Ronnie Friedland was the founding Web Magazine Editor of InterfaithFamily.
"Once and Again": A TV Series about a Divorced, Interfaith Couple
Each year my daughter and I have watched one TV series together: first it was "Beverly Hills 90210," then it was "My So-Called Life," then "Felicity," and, last year, "Once and Again."
Sharing the shows bonded us in a particular way, and opened the door to many conversations we otherwise might not have had, such as what to do if a date got drunk or a friend offered her drugs.
Now, my daughter has graduated from high school and is no longer living at home. Last week, we each watched the season's first episode of "Once and Again" (the program airs on ABC on Tuesday nights at 10 p.m ), and then spoke about it on the phone the next day--as I also did with several adult friends.

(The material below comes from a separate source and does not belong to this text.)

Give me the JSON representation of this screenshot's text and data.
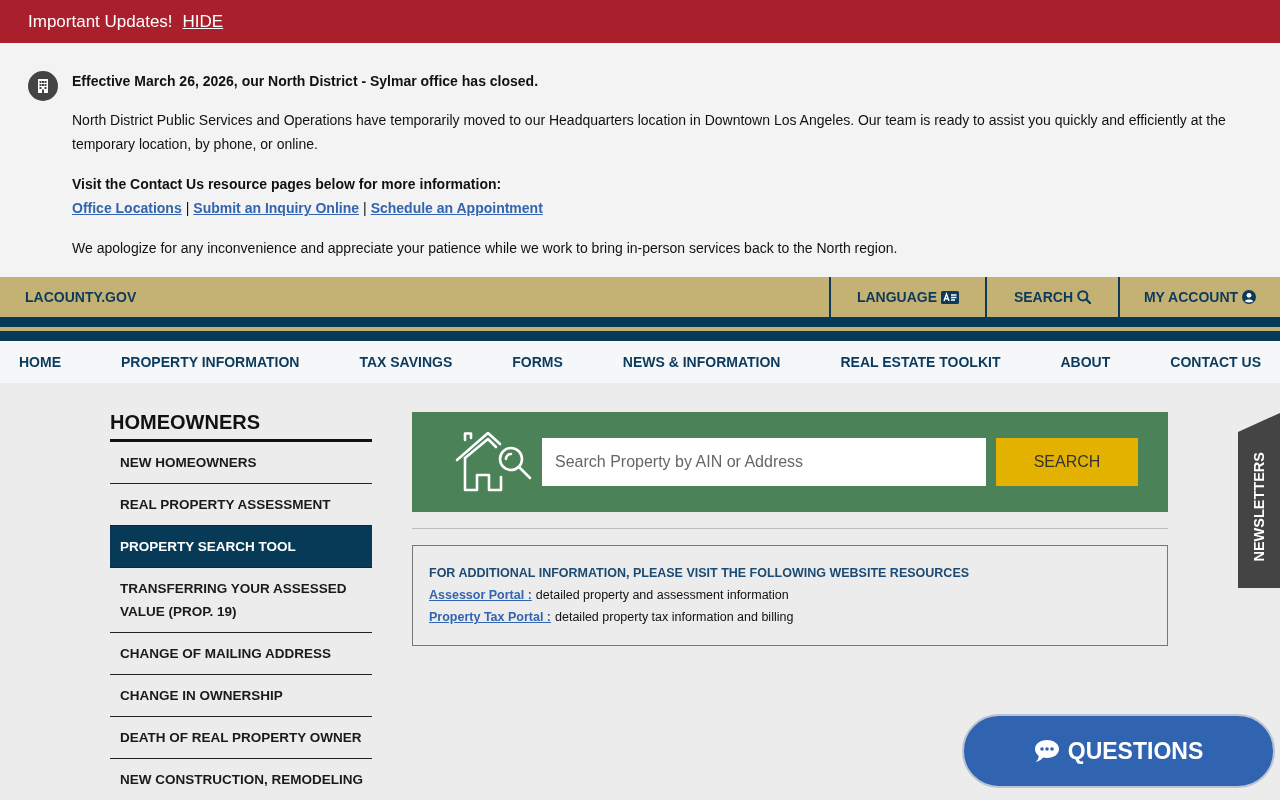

"Once and Again" sensitively, accurately and compellingly portrays what life is like for each member of two divorced families. The first season focused on the earlier phase of life after a divorce, showing what the texture of life was like for a single parent whose ex-husband was often still around the house interacting with their children, and captured the comforts and discomforts of that particular situation. It focused on Lily, the single mother, played by Emmy-Award-winning Sela Ward. Although Lily's own religious identity is not clearly defined in the series, she is the daughter of a Jewish father and a Christian mother, and she did have a Christmas tree in her home. Her ex-husband Jake appears to be Jewish.
Last season, the newly divorced Lily struggled to learn how to handle her finances and find a job. She found one, working in a company with a boss and colleagues half her age. She also developed a romantic relationship with Rick (Billy Campbell), a divorced, non-Jewish father of two, and much of the season focused on that relationship, its impact on their children, and the limits that having children imposed on it.

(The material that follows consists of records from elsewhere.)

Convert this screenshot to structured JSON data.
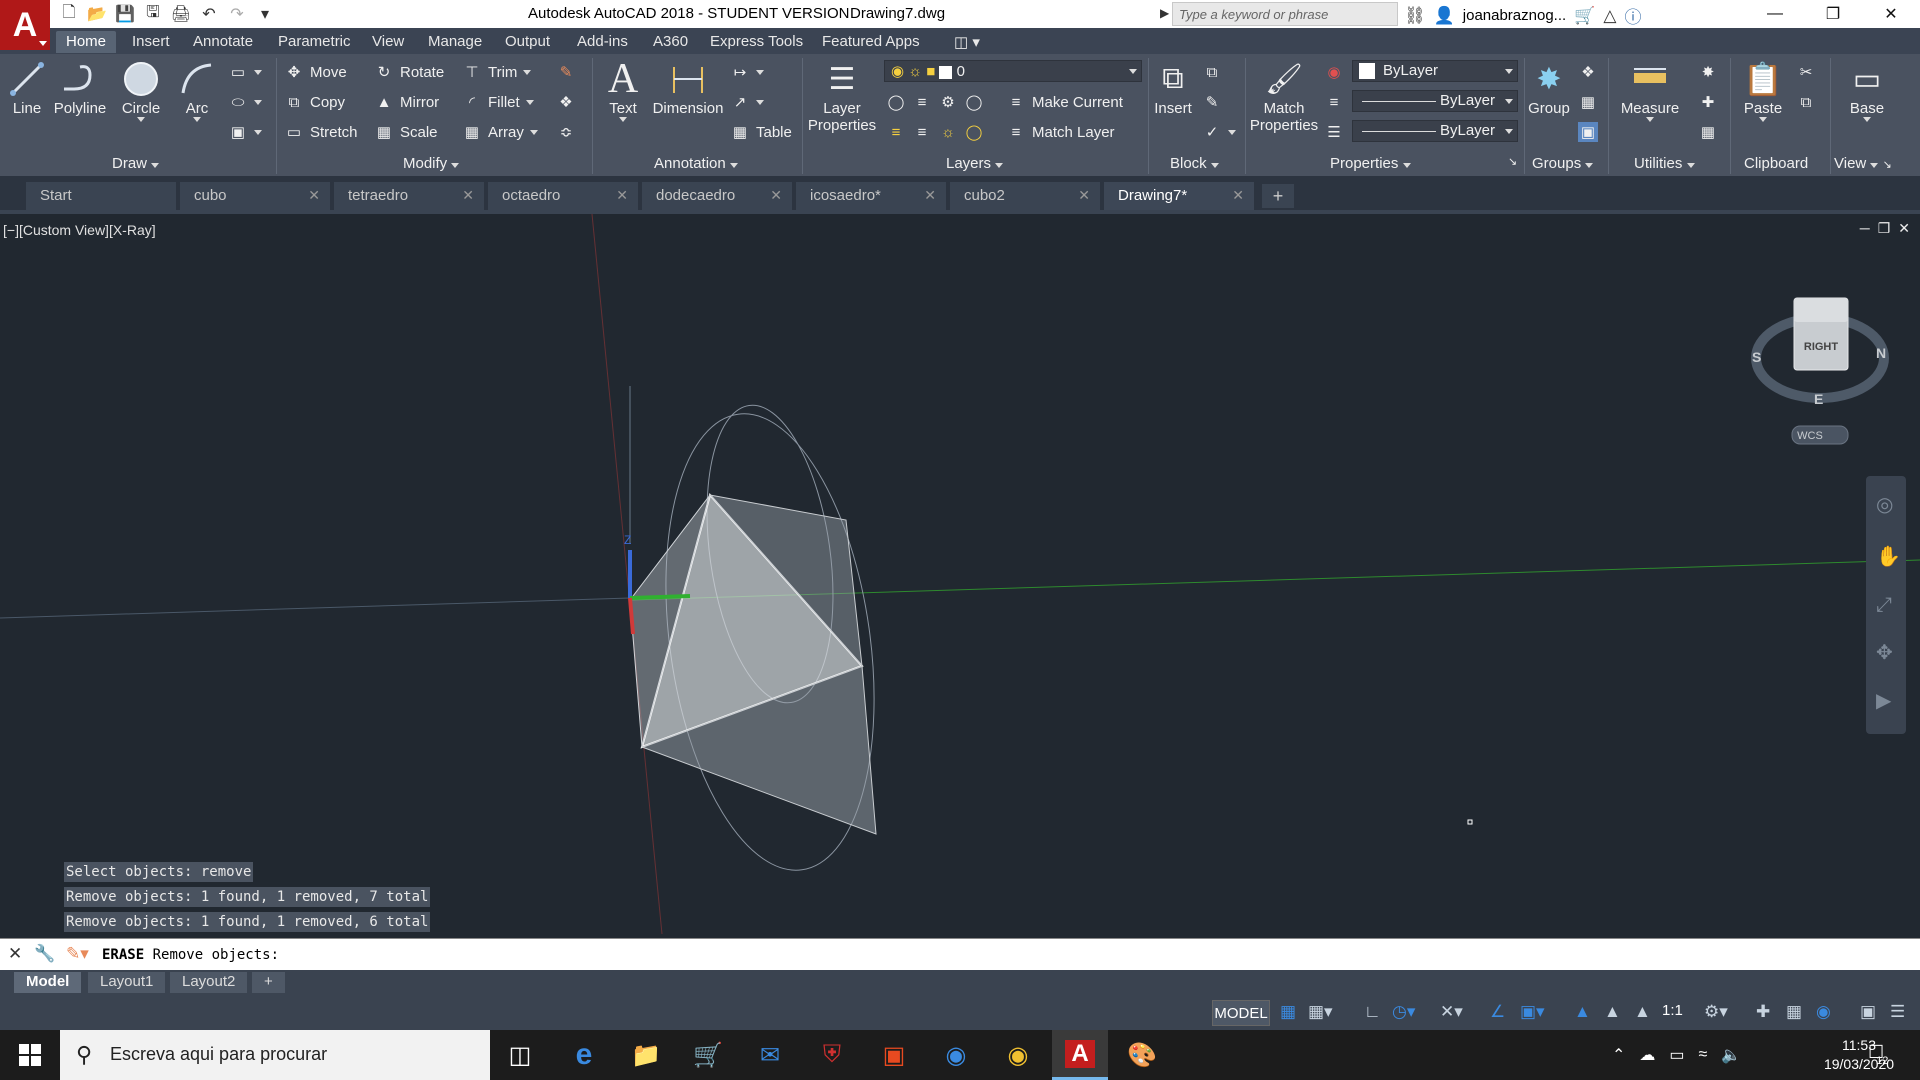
{
  "titlebar": {
    "app_title": "Autodesk AutoCAD 2018 - STUDENT VERSION",
    "file_name": "Drawing7.dwg",
    "search_placeholder": "Type a keyword or phrase",
    "user_name": "joanabraznog..."
  },
  "ribbon_tabs": [
    "Home",
    "Insert",
    "Annotate",
    "Parametric",
    "View",
    "Manage",
    "Output",
    "Add-ins",
    "A360",
    "Express Tools",
    "Featured Apps"
  ],
  "ribbon": {
    "draw": {
      "label": "Draw",
      "line": "Line",
      "polyline": "Polyline",
      "circle": "Circle",
      "arc": "Arc"
    },
    "modify": {
      "label": "Modify",
      "move": "Move",
      "rotate": "Rotate",
      "trim": "Trim",
      "copy": "Copy",
      "mirror": "Mirror",
      "fillet": "Fillet",
      "stretch": "Stretch",
      "scale": "Scale",
      "array": "Array"
    },
    "annotation": {
      "label": "Annotation",
      "text": "Text",
      "dimension": "Dimension",
      "table": "Table"
    },
    "layers": {
      "label": "Layers",
      "layer_properties_1": "Layer",
      "layer_properties_2": "Properties",
      "current_layer": "0",
      "make_current": "Make Current",
      "match_layer": "Match Layer"
    },
    "block": {
      "label": "Block",
      "insert": "Insert"
    },
    "properties": {
      "label": "Properties",
      "match_1": "Match",
      "match_2": "Properties",
      "color": "ByLayer",
      "linetype": "ByLayer",
      "lineweight": "ByLayer"
    },
    "groups": {
      "label": "Groups",
      "group": "Group"
    },
    "utilities": {
      "label": "Utilities",
      "measure": "Measure"
    },
    "clipboard": {
      "label": "Clipboard",
      "paste": "Paste"
    },
    "view": {
      "label": "View",
      "base": "Base"
    }
  },
  "file_tabs": [
    {
      "label": "Start"
    },
    {
      "label": "cubo"
    },
    {
      "label": "tetraedro"
    },
    {
      "label": "octaedro"
    },
    {
      "label": "dodecaedro"
    },
    {
      "label": "icosaedro*"
    },
    {
      "label": "cubo2"
    },
    {
      "label": "Drawing7*"
    }
  ],
  "viewport": {
    "label": "[−][Custom View][X-Ray]",
    "viewcube_face": "RIGHT",
    "compass_s": "S",
    "compass_n": "N",
    "compass_e": "E",
    "wcs": "WCS",
    "axis_z": "Z"
  },
  "command": {
    "history": [
      "Select objects: remove",
      "Remove objects: 1 found, 1 removed, 7 total",
      "Remove objects: 1 found, 1 removed, 6 total"
    ],
    "prompt_cmd": "ERASE",
    "prompt_text": " Remove objects:"
  },
  "layout_tabs": [
    "Model",
    "Layout1",
    "Layout2"
  ],
  "statusbar": {
    "model": "MODEL",
    "scale": "1:1"
  },
  "taskbar": {
    "search_placeholder": "Escreva aqui para procurar",
    "time": "11:53",
    "date": "19/03/2020",
    "notifications": "12"
  },
  "colors": {
    "accent_red": "#b01818",
    "ribbon_bg": "#4a5260",
    "viewport_bg": "#212830"
  }
}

The series has excelled in creating believable, rounded characters, particularly the four children--Lily's two daughters: Grace (Julia Whelan), now a sophomore in high school, and Zoe (Meredith Deane) in middle school; and Rick's son and daughter: Eli (Shane West), who attends the same high school as Grace, and Jessie (Evan Rachel Wood), who this season is a freshman at the school. Each of them has very different needs, lives and reactions to their parents' relationship.
"Once and Again" has also explored the lives of Lily and Rick's former spouses, Jake (Jeffrey Nordling) and Karen (Susanna Thompson), each of whom is involved with a significantly younger person, and their children's reactions to changes in their lives. While the sulky Grace clearly resents her dad's young girlfriend, her younger sister Zoe thinks the girlfriend is cool, and befriends her.
The first episode of the new season explored what happens when Lily and Rick, wanting to spend more time with each other, try to get their families together for an evening. Poignantly, the focus was on Rick's daughter, the emotionally fragile Jessie, whose mixture of vulnerability and awkwardness was perfectly captured by actress Evan Rachel Wood. As Jessie says, in these approximate words, "I just started high school and I don't feel comfortable there. I have to switch back and forth between your house and Mom's, so I really don't have a place that is mine. And now I have to adjust to another new situation--spending time with your girlfriend and her family. I didn't choose any of it." When her dad replied, saying how lonely he had been, the conflict between their needs became patently clear. Lily and Rick want to move on, to develop and further their new relationship. The children, already battered by a change they did not choose, want things to stay the same.
In a recent book, The Unexpected Legacy of Divorce, A 25 Year Landmark Study, Judith Wallerstein claims that while divorce may improve the lives of parents, it damages their children, and that its impact is felt resoundingly throughout the children's lives. "Once and Again" explores the effect on both the parents and the children, and it does so compellingly, in all of its complexity.